* EXERCISE *
Print the data that follows again, keeping every line exact.

* INPUT DATA *
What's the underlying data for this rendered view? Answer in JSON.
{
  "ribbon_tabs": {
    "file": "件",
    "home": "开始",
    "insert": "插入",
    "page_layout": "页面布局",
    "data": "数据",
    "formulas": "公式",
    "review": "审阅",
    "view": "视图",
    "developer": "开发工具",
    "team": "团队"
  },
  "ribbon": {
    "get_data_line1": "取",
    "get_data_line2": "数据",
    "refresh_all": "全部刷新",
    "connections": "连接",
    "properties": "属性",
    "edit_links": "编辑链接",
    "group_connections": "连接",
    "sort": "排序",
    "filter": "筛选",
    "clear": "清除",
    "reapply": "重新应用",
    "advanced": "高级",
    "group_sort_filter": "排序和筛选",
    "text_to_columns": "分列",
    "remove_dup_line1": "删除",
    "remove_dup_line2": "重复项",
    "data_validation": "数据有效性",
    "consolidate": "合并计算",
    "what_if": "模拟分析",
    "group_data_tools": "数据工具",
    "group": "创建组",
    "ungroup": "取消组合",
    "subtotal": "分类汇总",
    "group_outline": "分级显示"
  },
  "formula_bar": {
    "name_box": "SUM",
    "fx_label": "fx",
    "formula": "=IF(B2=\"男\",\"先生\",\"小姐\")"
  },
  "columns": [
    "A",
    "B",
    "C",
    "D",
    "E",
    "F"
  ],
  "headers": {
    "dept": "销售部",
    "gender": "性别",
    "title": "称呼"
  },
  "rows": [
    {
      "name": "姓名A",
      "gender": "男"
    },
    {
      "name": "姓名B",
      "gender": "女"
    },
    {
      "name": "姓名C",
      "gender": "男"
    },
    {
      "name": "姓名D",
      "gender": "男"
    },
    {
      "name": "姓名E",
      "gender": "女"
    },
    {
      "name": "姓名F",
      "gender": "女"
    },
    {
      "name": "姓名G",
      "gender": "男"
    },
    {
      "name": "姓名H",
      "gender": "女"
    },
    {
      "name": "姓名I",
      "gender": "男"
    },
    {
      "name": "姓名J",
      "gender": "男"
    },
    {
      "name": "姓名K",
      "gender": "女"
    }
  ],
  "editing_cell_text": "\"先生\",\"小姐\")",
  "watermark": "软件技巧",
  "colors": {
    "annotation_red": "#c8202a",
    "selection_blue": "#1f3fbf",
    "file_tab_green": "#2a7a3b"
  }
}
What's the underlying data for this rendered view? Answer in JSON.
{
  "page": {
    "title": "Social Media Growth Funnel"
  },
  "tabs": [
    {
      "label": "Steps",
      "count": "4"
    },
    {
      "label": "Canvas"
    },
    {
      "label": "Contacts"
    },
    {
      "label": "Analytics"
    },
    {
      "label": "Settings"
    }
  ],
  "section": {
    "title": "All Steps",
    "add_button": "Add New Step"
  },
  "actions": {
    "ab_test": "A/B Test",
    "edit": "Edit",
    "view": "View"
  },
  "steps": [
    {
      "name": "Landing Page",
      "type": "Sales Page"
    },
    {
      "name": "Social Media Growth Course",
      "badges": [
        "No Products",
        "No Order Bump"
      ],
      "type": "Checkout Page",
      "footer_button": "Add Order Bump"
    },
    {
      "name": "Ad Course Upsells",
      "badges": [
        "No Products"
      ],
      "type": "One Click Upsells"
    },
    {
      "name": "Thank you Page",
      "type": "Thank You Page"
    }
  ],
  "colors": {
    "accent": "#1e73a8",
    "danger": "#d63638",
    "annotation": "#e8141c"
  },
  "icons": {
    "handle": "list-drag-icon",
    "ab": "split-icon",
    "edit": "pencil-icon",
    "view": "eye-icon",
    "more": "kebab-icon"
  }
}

* FINAL ANSWER *
What's the underlying data for this rendered view? Answer in JSON.
{
  "ribbon_tabs": {
    "file": "件",
    "home": "开始",
    "insert": "插入",
    "page_layout": "页面布局",
    "data": "数据",
    "formulas": "公式",
    "review": "审阅",
    "view": "视图",
    "developer": "开发工具",
    "team": "团队"
  },
  "ribbon": {
    "get_data_line1": "取",
    "get_data_line2": "数据",
    "refresh_all": "全部刷新",
    "connections": "连接",
    "properties": "属性",
    "edit_links": "编辑链接",
    "group_connections": "连接",
    "sort": "排序",
    "filter": "筛选",
    "clear": "清除",
    "reapply": "重新应用",
    "advanced": "高级",
    "group_sort_filter": "排序和筛选",
    "text_to_columns": "分列",
    "remove_dup_line1": "删除",
    "remove_dup_line2": "重复项",
    "data_validation": "数据有效性",
    "consolidate": "合并计算",
    "what_if": "模拟分析",
    "group_data_tools": "数据工具",
    "group": "创建组",
    "ungroup": "取消组合",
    "subtotal": "分类汇总",
    "group_outline": "分级显示"
  },
  "formula_bar": {
    "name_box": "SUM",
    "fx_label": "fx",
    "formula": "=IF(B2=\"男\",\"先生\",\"小姐\")"
  },
  "columns": [
    "A",
    "B",
    "C",
    "D",
    "E",
    "F"
  ],
  "headers": {
    "dept": "销售部",
    "gender": "性别",
    "title": "称呼"
  },
  "rows": [
    {
      "name": "姓名A",
      "gender": "男"
    },
    {
      "name": "姓名B",
      "gender": "女"
    },
    {
      "name": "姓名C",
      "gender": "男"
    },
    {
      "name": "姓名D",
      "gender": "男"
    },
    {
      "name": "姓名E",
      "gender": "女"
    },
    {
      "name": "姓名F",
      "gender": "女"
    },
    {
      "name": "姓名G",
      "gender": "男"
    },
    {
      "name": "姓名H",
      "gender": "女"
    },
    {
      "name": "姓名I",
      "gender": "男"
    },
    {
      "name": "姓名J",
      "gender": "男"
    },
    {
      "name": "姓名K",
      "gender": "女"
    }
  ],
  "editing_cell_text": "\"先生\",\"小姐\")",
  "watermark": "软件技巧",
  "colors": {
    "annotation_red": "#c8202a",
    "selection_blue": "#1f3fbf",
    "file_tab_green": "#2a7a3b"
  }
}
What's the underlying data for this rendered view? Answer in JSON.
{
  "page": {
    "title": "Social Media Growth Funnel"
  },
  "tabs": [
    {
      "label": "Steps",
      "count": "4"
    },
    {
      "label": "Canvas"
    },
    {
      "label": "Contacts"
    },
    {
      "label": "Analytics"
    },
    {
      "label": "Settings"
    }
  ],
  "section": {
    "title": "All Steps",
    "add_button": "Add New Step"
  },
  "actions": {
    "ab_test": "A/B Test",
    "edit": "Edit",
    "view": "View"
  },
  "steps": [
    {
      "name": "Landing Page",
      "type": "Sales Page"
    },
    {
      "name": "Social Media Growth Course",
      "badges": [
        "No Products",
        "No Order Bump"
      ],
      "type": "Checkout Page",
      "footer_button": "Add Order Bump"
    },
    {
      "name": "Ad Course Upsells",
      "badges": [
        "No Products"
      ],
      "type": "One Click Upsells"
    },
    {
      "name": "Thank you Page",
      "type": "Thank You Page"
    }
  ],
  "colors": {
    "accent": "#1e73a8",
    "danger": "#d63638",
    "annotation": "#e8141c"
  },
  "icons": {
    "handle": "list-drag-icon",
    "ab": "split-icon",
    "edit": "pencil-icon",
    "view": "eye-icon",
    "more": "kebab-icon"
  }
}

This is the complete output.